▶ **The problem**
Your reply should reproduce all the data below exactly while excluding the pictures.

(Records contained in a dataset)
::::::
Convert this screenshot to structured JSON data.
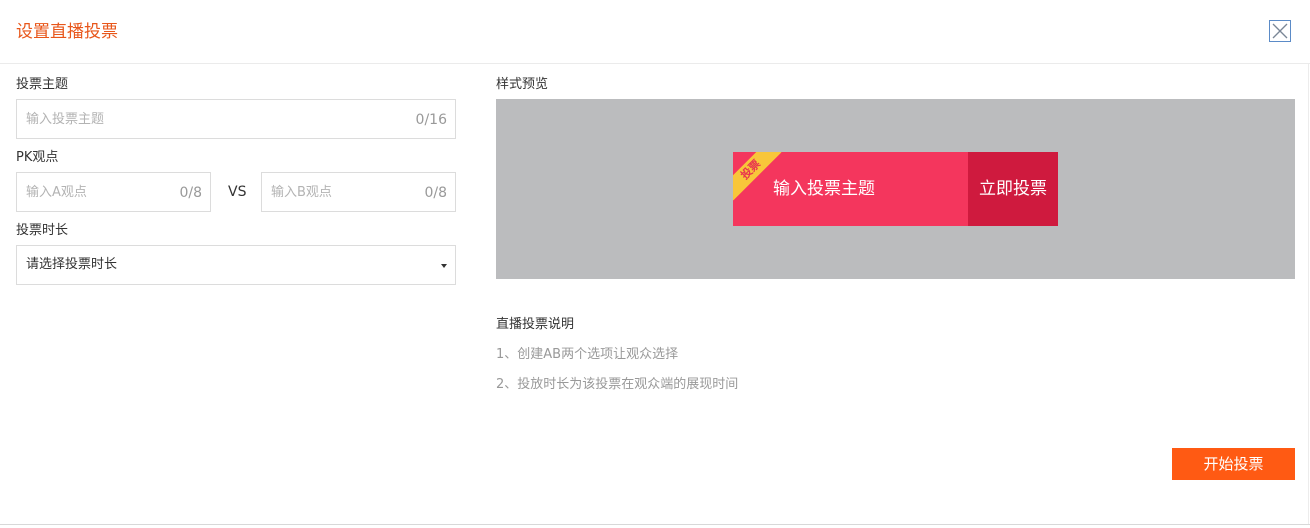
{
  "dialog": {
    "title": "设置直播投票",
    "title_color": "#e8561a",
    "close_icon": "close-x-icon"
  },
  "form": {
    "topic": {
      "label": "投票主题",
      "placeholder": "输入投票主题",
      "value": "",
      "counter": "0/16"
    },
    "pk": {
      "label": "PK观点",
      "a_placeholder": "输入A观点",
      "a_value": "",
      "a_counter": "0/8",
      "vs": "VS",
      "b_placeholder": "输入B观点",
      "b_value": "",
      "b_counter": "0/8"
    },
    "duration": {
      "label": "投票时长",
      "selected": "请选择投票时长"
    }
  },
  "preview": {
    "label": "样式预览",
    "ribbon": "投票",
    "topic": "输入投票主题",
    "button": "立即投票",
    "colors": {
      "background": "#bbbcbe",
      "banner": "#f4365d",
      "button": "#cf1a3e",
      "ribbon": "#f8c63a"
    }
  },
  "notes": {
    "title": "直播投票说明",
    "items": [
      "1、创建AB两个选项让观众选择",
      "2、投放时长为该投票在观众端的展现时间"
    ]
  },
  "actions": {
    "start": "开始投票",
    "start_color": "#ff5a13"
  }
}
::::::
▶ **Solution to the problem**
Convert this screenshot to structured JSON data.
{
  "dialog": {
    "title": "设置直播投票",
    "title_color": "#e8561a",
    "close_icon": "close-x-icon"
  },
  "form": {
    "topic": {
      "label": "投票主题",
      "placeholder": "输入投票主题",
      "value": "",
      "counter": "0/16"
    },
    "pk": {
      "label": "PK观点",
      "a_placeholder": "输入A观点",
      "a_value": "",
      "a_counter": "0/8",
      "vs": "VS",
      "b_placeholder": "输入B观点",
      "b_value": "",
      "b_counter": "0/8"
    },
    "duration": {
      "label": "投票时长",
      "selected": "请选择投票时长"
    }
  },
  "preview": {
    "label": "样式预览",
    "ribbon": "投票",
    "topic": "输入投票主题",
    "button": "立即投票",
    "colors": {
      "background": "#bbbcbe",
      "banner": "#f4365d",
      "button": "#cf1a3e",
      "ribbon": "#f8c63a"
    }
  },
  "notes": {
    "title": "直播投票说明",
    "items": [
      "1、创建AB两个选项让观众选择",
      "2、投放时长为该投票在观众端的展现时间"
    ]
  },
  "actions": {
    "start": "开始投票",
    "start_color": "#ff5a13"
  }
}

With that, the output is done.